**WORK TO COMPLETE:** In your answer, give each entry again exactly as it appears.

....

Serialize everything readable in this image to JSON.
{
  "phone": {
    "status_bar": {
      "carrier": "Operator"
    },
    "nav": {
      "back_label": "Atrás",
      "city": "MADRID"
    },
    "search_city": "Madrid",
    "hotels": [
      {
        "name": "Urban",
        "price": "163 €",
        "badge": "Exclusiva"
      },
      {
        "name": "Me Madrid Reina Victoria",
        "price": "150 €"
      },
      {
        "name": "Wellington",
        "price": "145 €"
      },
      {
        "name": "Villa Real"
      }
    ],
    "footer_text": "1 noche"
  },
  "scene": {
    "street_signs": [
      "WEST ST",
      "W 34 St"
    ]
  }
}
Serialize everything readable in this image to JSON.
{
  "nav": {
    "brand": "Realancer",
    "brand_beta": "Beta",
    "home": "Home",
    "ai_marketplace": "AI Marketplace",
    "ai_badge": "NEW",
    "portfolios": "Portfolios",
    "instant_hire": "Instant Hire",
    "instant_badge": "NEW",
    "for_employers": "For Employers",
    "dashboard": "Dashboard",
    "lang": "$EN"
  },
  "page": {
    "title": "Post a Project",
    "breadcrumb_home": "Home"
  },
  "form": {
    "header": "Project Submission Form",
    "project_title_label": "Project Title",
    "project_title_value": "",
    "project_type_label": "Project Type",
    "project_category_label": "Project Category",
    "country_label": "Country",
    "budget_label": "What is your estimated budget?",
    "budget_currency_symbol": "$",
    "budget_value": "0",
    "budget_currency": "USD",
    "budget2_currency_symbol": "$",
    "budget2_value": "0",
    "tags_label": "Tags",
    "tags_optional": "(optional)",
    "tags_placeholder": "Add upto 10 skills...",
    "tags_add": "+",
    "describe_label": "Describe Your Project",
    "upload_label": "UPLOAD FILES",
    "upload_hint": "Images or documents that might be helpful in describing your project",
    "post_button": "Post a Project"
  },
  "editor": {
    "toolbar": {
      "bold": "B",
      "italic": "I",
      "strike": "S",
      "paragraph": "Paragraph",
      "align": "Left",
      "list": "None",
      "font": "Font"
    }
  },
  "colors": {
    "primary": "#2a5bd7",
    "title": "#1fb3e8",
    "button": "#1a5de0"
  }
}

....

**EXERCISE SOLUTION:**
Serialize everything readable in this image to JSON.
{
  "phone": {
    "status_bar": {
      "carrier": "Operator"
    },
    "nav": {
      "back_label": "Atrás",
      "city": "MADRID"
    },
    "search_city": "Madrid",
    "hotels": [
      {
        "name": "Urban",
        "price": "163 €",
        "badge": "Exclusiva"
      },
      {
        "name": "Me Madrid Reina Victoria",
        "price": "150 €"
      },
      {
        "name": "Wellington",
        "price": "145 €"
      },
      {
        "name": "Villa Real"
      }
    ],
    "footer_text": "1 noche"
  },
  "scene": {
    "street_signs": [
      "WEST ST",
      "W 34 St"
    ]
  }
}
Serialize everything readable in this image to JSON.
{
  "nav": {
    "brand": "Realancer",
    "brand_beta": "Beta",
    "home": "Home",
    "ai_marketplace": "AI Marketplace",
    "ai_badge": "NEW",
    "portfolios": "Portfolios",
    "instant_hire": "Instant Hire",
    "instant_badge": "NEW",
    "for_employers": "For Employers",
    "dashboard": "Dashboard",
    "lang": "$EN"
  },
  "page": {
    "title": "Post a Project",
    "breadcrumb_home": "Home"
  },
  "form": {
    "header": "Project Submission Form",
    "project_title_label": "Project Title",
    "project_title_value": "",
    "project_type_label": "Project Type",
    "project_category_label": "Project Category",
    "country_label": "Country",
    "budget_label": "What is your estimated budget?",
    "budget_currency_symbol": "$",
    "budget_value": "0",
    "budget_currency": "USD",
    "budget2_currency_symbol": "$",
    "budget2_value": "0",
    "tags_label": "Tags",
    "tags_optional": "(optional)",
    "tags_placeholder": "Add upto 10 skills...",
    "tags_add": "+",
    "describe_label": "Describe Your Project",
    "upload_label": "UPLOAD FILES",
    "upload_hint": "Images or documents that might be helpful in describing your project",
    "post_button": "Post a Project"
  },
  "editor": {
    "toolbar": {
      "bold": "B",
      "italic": "I",
      "strike": "S",
      "paragraph": "Paragraph",
      "align": "Left",
      "list": "None",
      "font": "Font"
    }
  },
  "colors": {
    "primary": "#2a5bd7",
    "title": "#1fb3e8",
    "button": "#1a5de0"
  }
}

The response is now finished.